Figures provided to the Treasury Committee by HMRC show that of the 7.9m households in the UK receiving child benefit, around 200,000 could be missing out on entitlements that could boost their State pension.
The I Daily Mirror, Page: 8 Financial Times The Sun
Scots business failures jump by fifth
The number of Scottish business failures in 2018 rose 21% year-on-year, from 780 to 945, according to analysis of the latest official figures from the Accountant in Bankruptcy (AiB). It marks the highest annual figure for corporate insolvencies since 2012 and is the fourth highest level ever recorded. Eileen Blackburn, head of restructuring and debt advisory at French Duncan, said: “That this is happening when interest rates are at historically low levels, when unemployment is at a record low and the economy is growing indicates something more fundamental is happening”.
The Scotsman, Page: 34 The Press and Journal, Page: 30
UK services exports to EU soar in the run-up to Brexit
Figures from the ONS reveal that in the first three quarters of 2018, UK services exports to the EU rose by 14% compared with the same period in 2016.
Household spend hits highest level since 2005
The amount households spent each week in 2018 climbed to £572.60, the highest level since 2005, according to the latest Family Spending Survey from the ONS. Households’ saving ratio fell to 3.9%, the lowest seen since records of that measure began in 1963. For all quarters in 2018, households were net borrowers. Separately, the latest Asda Income Tracker, produced with the Centre for Economics and Business Research, found that spending power was £11.37 a week higher compared with a year ago. The tracker charts the pay that households have left after taxes and basic living costs.
ECB warns eurozone at risk of further slowdown
The ECB has warned that a slowdown in the eurozone economy is showing signs of becoming long-lasting because of global trade tensions, Brexit and financial market volatility.
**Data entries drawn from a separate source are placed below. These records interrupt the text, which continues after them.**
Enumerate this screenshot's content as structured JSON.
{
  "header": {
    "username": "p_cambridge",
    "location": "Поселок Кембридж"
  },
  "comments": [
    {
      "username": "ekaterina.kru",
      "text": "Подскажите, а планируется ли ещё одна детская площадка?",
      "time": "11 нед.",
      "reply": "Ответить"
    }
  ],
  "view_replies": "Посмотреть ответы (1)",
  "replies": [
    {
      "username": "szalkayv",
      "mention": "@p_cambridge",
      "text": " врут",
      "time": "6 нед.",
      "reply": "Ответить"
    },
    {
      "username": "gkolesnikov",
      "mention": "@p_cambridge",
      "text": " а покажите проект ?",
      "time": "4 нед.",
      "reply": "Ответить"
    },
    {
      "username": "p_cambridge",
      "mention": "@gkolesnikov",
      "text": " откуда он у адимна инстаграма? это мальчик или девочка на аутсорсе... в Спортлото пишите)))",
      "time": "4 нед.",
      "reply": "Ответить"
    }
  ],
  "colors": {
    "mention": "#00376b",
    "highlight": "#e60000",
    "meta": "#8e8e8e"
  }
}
Utd beaten to top spot
Manchester United have been knocked off the top of the Football Money League and are now third behind Real Madrid and Barcelona. The findings, from Deloitte, reveal that the Premier League club generated €666m (£590m) in revenue last season, whereas Real and Barca brought in £665m and £611m respectively. A separate report by EY reveals Premier League clubs generated £3.3bn in tax revenue and contributed £7.6bn to the economy during the 2016-17 season.
The Sun, Page: 55 The I, Page: 52 Daily Star, Page: 17 City AM, Page: 19, 22 The Times, Page: 63
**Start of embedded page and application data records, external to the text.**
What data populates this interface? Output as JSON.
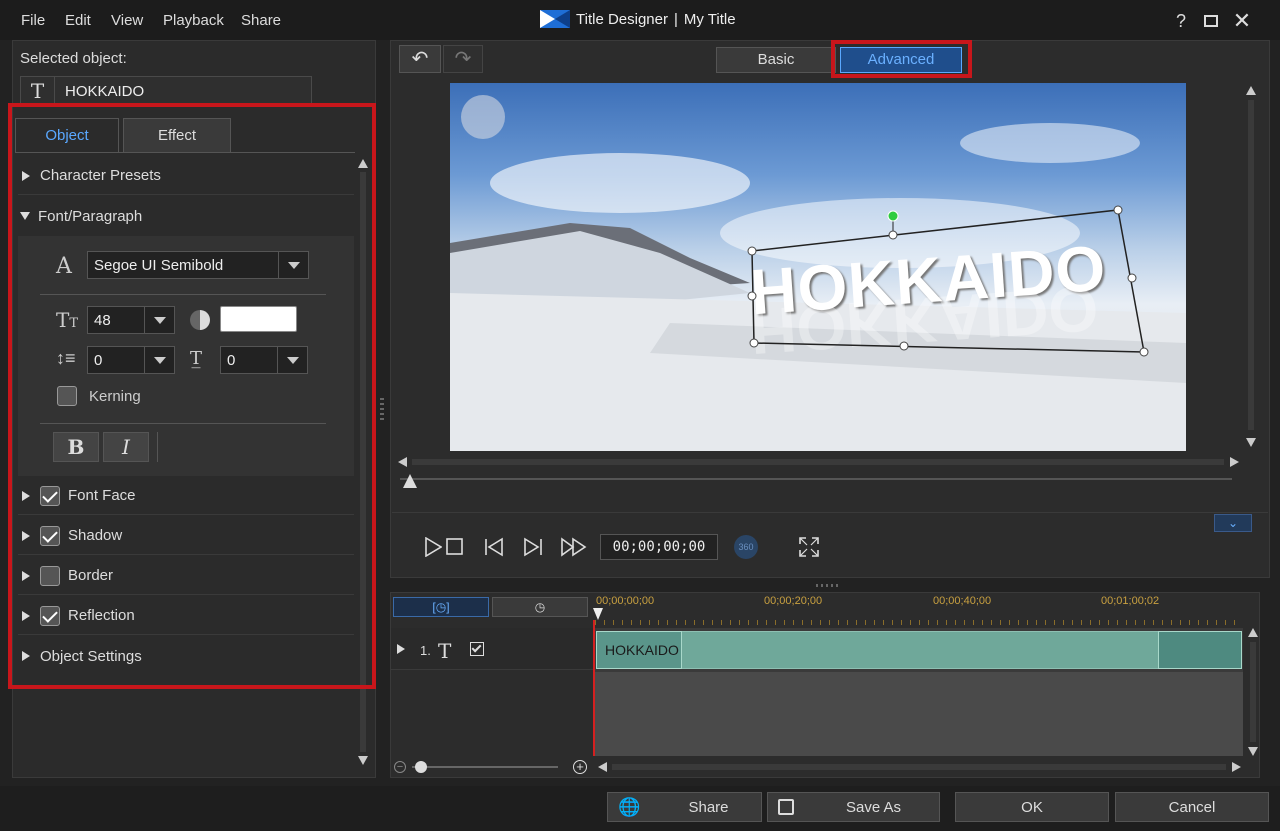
{
  "menu": {
    "file": "File",
    "edit": "Edit",
    "view": "View",
    "playback": "Playback",
    "share": "Share"
  },
  "window": {
    "app": "Title Designer",
    "separator": "|",
    "doc": "My Title"
  },
  "selected": {
    "label": "Selected object:",
    "value": "HOKKAIDO"
  },
  "tabs": {
    "object": "Object",
    "effect": "Effect"
  },
  "sections": {
    "presets": "Character Presets",
    "fontpara": "Font/Paragraph",
    "fontface": "Font Face",
    "shadow": "Shadow",
    "border": "Border",
    "reflection": "Reflection",
    "objsettings": "Object Settings"
  },
  "font": {
    "family": "Segoe UI Semibold",
    "size": "48",
    "line_spacing": "0",
    "char_spacing": "0",
    "kerning": "Kerning",
    "bold": "B",
    "italic": "I",
    "color": "#ffffff"
  },
  "mode": {
    "basic": "Basic",
    "advanced": "Advanced"
  },
  "preview": {
    "title_text": "HOKKAIDO",
    "timecode": "00;00;00;00",
    "badge": "360"
  },
  "timeline": {
    "ruler": [
      "00;00;00;00",
      "00;00;20;00",
      "00;00;40;00",
      "00;01;00;02"
    ],
    "track_num": "1.",
    "clip": "HOKKAIDO"
  },
  "buttons": {
    "share": "Share",
    "saveas": "Save As",
    "ok": "OK",
    "cancel": "Cancel"
  },
  "colors": {
    "accent": "#5aa8ff",
    "highlight": "#c8161b",
    "clip": "#6fa89a"
  }
}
Accountants bored of dull definition
The ACCA has said accountants should not be dismissed as dull bean-counters, as it takes issue with the Oxford English Dictionary’s definition of the role. The organisation said it supports an effort by Gary Turner, the managing director of Xero, who claims that the word experts need to find a better definition of what being an accountant really means in 2019. The current definition lists an accountant as “a person whose job it is to keep or inspect financial accounts”. However, this “archaic” definition misses out the new role to advise companies on their accounts, says Turner.
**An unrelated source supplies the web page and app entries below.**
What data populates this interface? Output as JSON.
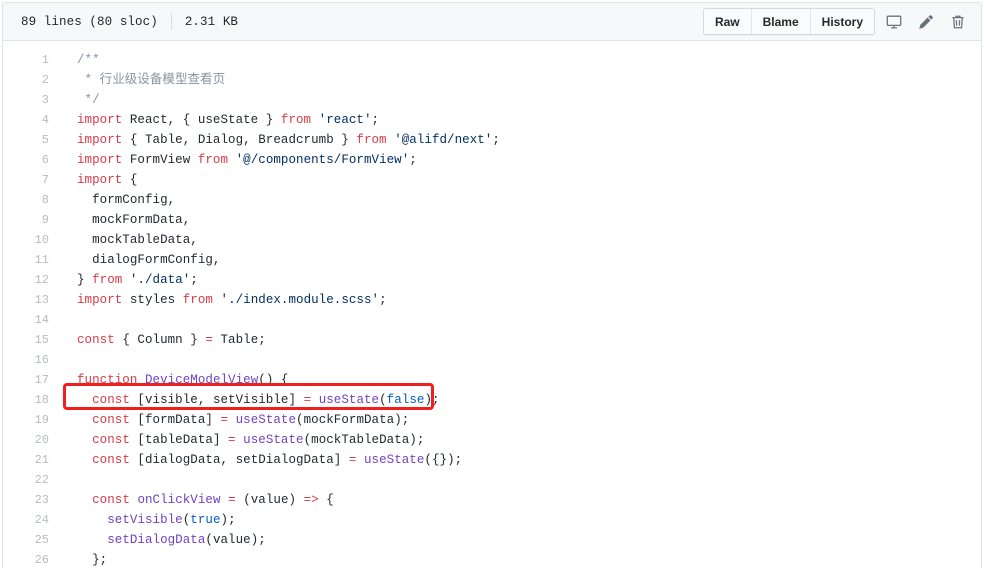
{
  "header": {
    "lines_info": "89 lines (80 sloc)",
    "file_size": "2.31 KB",
    "buttons": [
      {
        "label": "Raw",
        "name": "raw-button"
      },
      {
        "label": "Blame",
        "name": "blame-button"
      },
      {
        "label": "History",
        "name": "history-button"
      }
    ],
    "icons": [
      {
        "name": "monitor-icon",
        "title": "Open in desktop"
      },
      {
        "name": "pencil-icon",
        "title": "Edit this file"
      },
      {
        "name": "trash-icon",
        "title": "Delete this file"
      }
    ]
  },
  "code": {
    "lines": [
      {
        "n": "1",
        "tokens": [
          {
            "t": "/**",
            "c": "tok-comment"
          }
        ]
      },
      {
        "n": "2",
        "tokens": [
          {
            "t": " * 行业级设备模型查看页",
            "c": "tok-comment"
          }
        ]
      },
      {
        "n": "3",
        "tokens": [
          {
            "t": " */",
            "c": "tok-comment"
          }
        ]
      },
      {
        "n": "4",
        "tokens": [
          {
            "t": "import",
            "c": "tok-keyword"
          },
          {
            "t": " React, { useState } ",
            "c": "tok-plain"
          },
          {
            "t": "from",
            "c": "tok-keyword"
          },
          {
            "t": " ",
            "c": "tok-plain"
          },
          {
            "t": "'react'",
            "c": "tok-string"
          },
          {
            "t": ";",
            "c": "tok-plain"
          }
        ]
      },
      {
        "n": "5",
        "tokens": [
          {
            "t": "import",
            "c": "tok-keyword"
          },
          {
            "t": " { Table, Dialog, Breadcrumb } ",
            "c": "tok-plain"
          },
          {
            "t": "from",
            "c": "tok-keyword"
          },
          {
            "t": " ",
            "c": "tok-plain"
          },
          {
            "t": "'@alifd/next'",
            "c": "tok-string"
          },
          {
            "t": ";",
            "c": "tok-plain"
          }
        ]
      },
      {
        "n": "6",
        "tokens": [
          {
            "t": "import",
            "c": "tok-keyword"
          },
          {
            "t": " FormView ",
            "c": "tok-plain"
          },
          {
            "t": "from",
            "c": "tok-keyword"
          },
          {
            "t": " ",
            "c": "tok-plain"
          },
          {
            "t": "'@/components/FormView'",
            "c": "tok-string"
          },
          {
            "t": ";",
            "c": "tok-plain"
          }
        ]
      },
      {
        "n": "7",
        "tokens": [
          {
            "t": "import",
            "c": "tok-keyword"
          },
          {
            "t": " {",
            "c": "tok-plain"
          }
        ]
      },
      {
        "n": "8",
        "tokens": [
          {
            "t": "  formConfig,",
            "c": "tok-plain"
          }
        ]
      },
      {
        "n": "9",
        "tokens": [
          {
            "t": "  mockFormData,",
            "c": "tok-plain"
          }
        ]
      },
      {
        "n": "10",
        "tokens": [
          {
            "t": "  mockTableData,",
            "c": "tok-plain"
          }
        ]
      },
      {
        "n": "11",
        "tokens": [
          {
            "t": "  dialogFormConfig,",
            "c": "tok-plain"
          }
        ]
      },
      {
        "n": "12",
        "tokens": [
          {
            "t": "} ",
            "c": "tok-plain"
          },
          {
            "t": "from",
            "c": "tok-keyword"
          },
          {
            "t": " ",
            "c": "tok-plain"
          },
          {
            "t": "'./data'",
            "c": "tok-string"
          },
          {
            "t": ";",
            "c": "tok-plain"
          }
        ]
      },
      {
        "n": "13",
        "tokens": [
          {
            "t": "import",
            "c": "tok-keyword"
          },
          {
            "t": " styles ",
            "c": "tok-plain"
          },
          {
            "t": "from",
            "c": "tok-keyword"
          },
          {
            "t": " ",
            "c": "tok-plain"
          },
          {
            "t": "'./index.module.scss'",
            "c": "tok-string"
          },
          {
            "t": ";",
            "c": "tok-plain"
          }
        ]
      },
      {
        "n": "14",
        "tokens": [
          {
            "t": "",
            "c": "tok-plain"
          }
        ]
      },
      {
        "n": "15",
        "tokens": [
          {
            "t": "const",
            "c": "tok-keyword"
          },
          {
            "t": " { Column } ",
            "c": "tok-plain"
          },
          {
            "t": "=",
            "c": "tok-op"
          },
          {
            "t": " Table;",
            "c": "tok-plain"
          }
        ]
      },
      {
        "n": "16",
        "tokens": [
          {
            "t": "",
            "c": "tok-plain"
          }
        ]
      },
      {
        "n": "17",
        "tokens": [
          {
            "t": "function",
            "c": "tok-keyword"
          },
          {
            "t": " ",
            "c": "tok-plain"
          },
          {
            "t": "DeviceModelView",
            "c": "tok-fn"
          },
          {
            "t": "() {",
            "c": "tok-plain"
          }
        ]
      },
      {
        "n": "18",
        "tokens": [
          {
            "t": "  ",
            "c": "tok-plain"
          },
          {
            "t": "const",
            "c": "tok-keyword"
          },
          {
            "t": " [visible, setVisible] ",
            "c": "tok-plain"
          },
          {
            "t": "=",
            "c": "tok-op"
          },
          {
            "t": " ",
            "c": "tok-plain"
          },
          {
            "t": "useState",
            "c": "tok-fn"
          },
          {
            "t": "(",
            "c": "tok-plain"
          },
          {
            "t": "false",
            "c": "tok-const"
          },
          {
            "t": ");",
            "c": "tok-plain"
          }
        ]
      },
      {
        "n": "19",
        "tokens": [
          {
            "t": "  ",
            "c": "tok-plain"
          },
          {
            "t": "const",
            "c": "tok-keyword"
          },
          {
            "t": " [formData] ",
            "c": "tok-plain"
          },
          {
            "t": "=",
            "c": "tok-op"
          },
          {
            "t": " ",
            "c": "tok-plain"
          },
          {
            "t": "useState",
            "c": "tok-fn"
          },
          {
            "t": "(mockFormData);",
            "c": "tok-plain"
          }
        ]
      },
      {
        "n": "20",
        "tokens": [
          {
            "t": "  ",
            "c": "tok-plain"
          },
          {
            "t": "const",
            "c": "tok-keyword"
          },
          {
            "t": " [tableData] ",
            "c": "tok-plain"
          },
          {
            "t": "=",
            "c": "tok-op"
          },
          {
            "t": " ",
            "c": "tok-plain"
          },
          {
            "t": "useState",
            "c": "tok-fn"
          },
          {
            "t": "(mockTableData);",
            "c": "tok-plain"
          }
        ]
      },
      {
        "n": "21",
        "tokens": [
          {
            "t": "  ",
            "c": "tok-plain"
          },
          {
            "t": "const",
            "c": "tok-keyword"
          },
          {
            "t": " [dialogData, setDialogData] ",
            "c": "tok-plain"
          },
          {
            "t": "=",
            "c": "tok-op"
          },
          {
            "t": " ",
            "c": "tok-plain"
          },
          {
            "t": "useState",
            "c": "tok-fn"
          },
          {
            "t": "({});",
            "c": "tok-plain"
          }
        ]
      },
      {
        "n": "22",
        "tokens": [
          {
            "t": "",
            "c": "tok-plain"
          }
        ]
      },
      {
        "n": "23",
        "tokens": [
          {
            "t": "  ",
            "c": "tok-plain"
          },
          {
            "t": "const",
            "c": "tok-keyword"
          },
          {
            "t": " ",
            "c": "tok-plain"
          },
          {
            "t": "onClickView",
            "c": "tok-fn"
          },
          {
            "t": " ",
            "c": "tok-plain"
          },
          {
            "t": "=",
            "c": "tok-op"
          },
          {
            "t": " (value) ",
            "c": "tok-plain"
          },
          {
            "t": "=>",
            "c": "tok-op"
          },
          {
            "t": " {",
            "c": "tok-plain"
          }
        ]
      },
      {
        "n": "24",
        "tokens": [
          {
            "t": "    ",
            "c": "tok-plain"
          },
          {
            "t": "setVisible",
            "c": "tok-fn"
          },
          {
            "t": "(",
            "c": "tok-plain"
          },
          {
            "t": "true",
            "c": "tok-const"
          },
          {
            "t": ");",
            "c": "tok-plain"
          }
        ]
      },
      {
        "n": "25",
        "tokens": [
          {
            "t": "    ",
            "c": "tok-plain"
          },
          {
            "t": "setDialogData",
            "c": "tok-fn"
          },
          {
            "t": "(value);",
            "c": "tok-plain"
          }
        ]
      },
      {
        "n": "26",
        "tokens": [
          {
            "t": "  };",
            "c": "tok-plain"
          }
        ]
      }
    ]
  },
  "annotation": {
    "target_line": "18",
    "color": "#f01f1f"
  }
}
OED can help alter perception of accounting
In a letter to City AM, Gary Turner, co-founder and managing director of Xero UK, says the Oxford English Dictionary (OED) should change its definition of the word “accountant”. He says that accountants today “don’t just crunch the numbers and observe financial operations. They advise business owners and fuel business objectives such as growth, improving efficiency, cost and productivity.” Mr Turner suggests the updated definition should read: “Accountant: a person whose job is to keep or inspect and advise on financial accounts”. He adds: “It’s time for accountants to be better represented in 2019, and the OED has the power to shake off the “archaic” perception of the industry and reflect how much the role has changed.”
City AM, Page: 18
Contact Paul Southward (not an accountant, but a tax and business adviser) if you have any queries.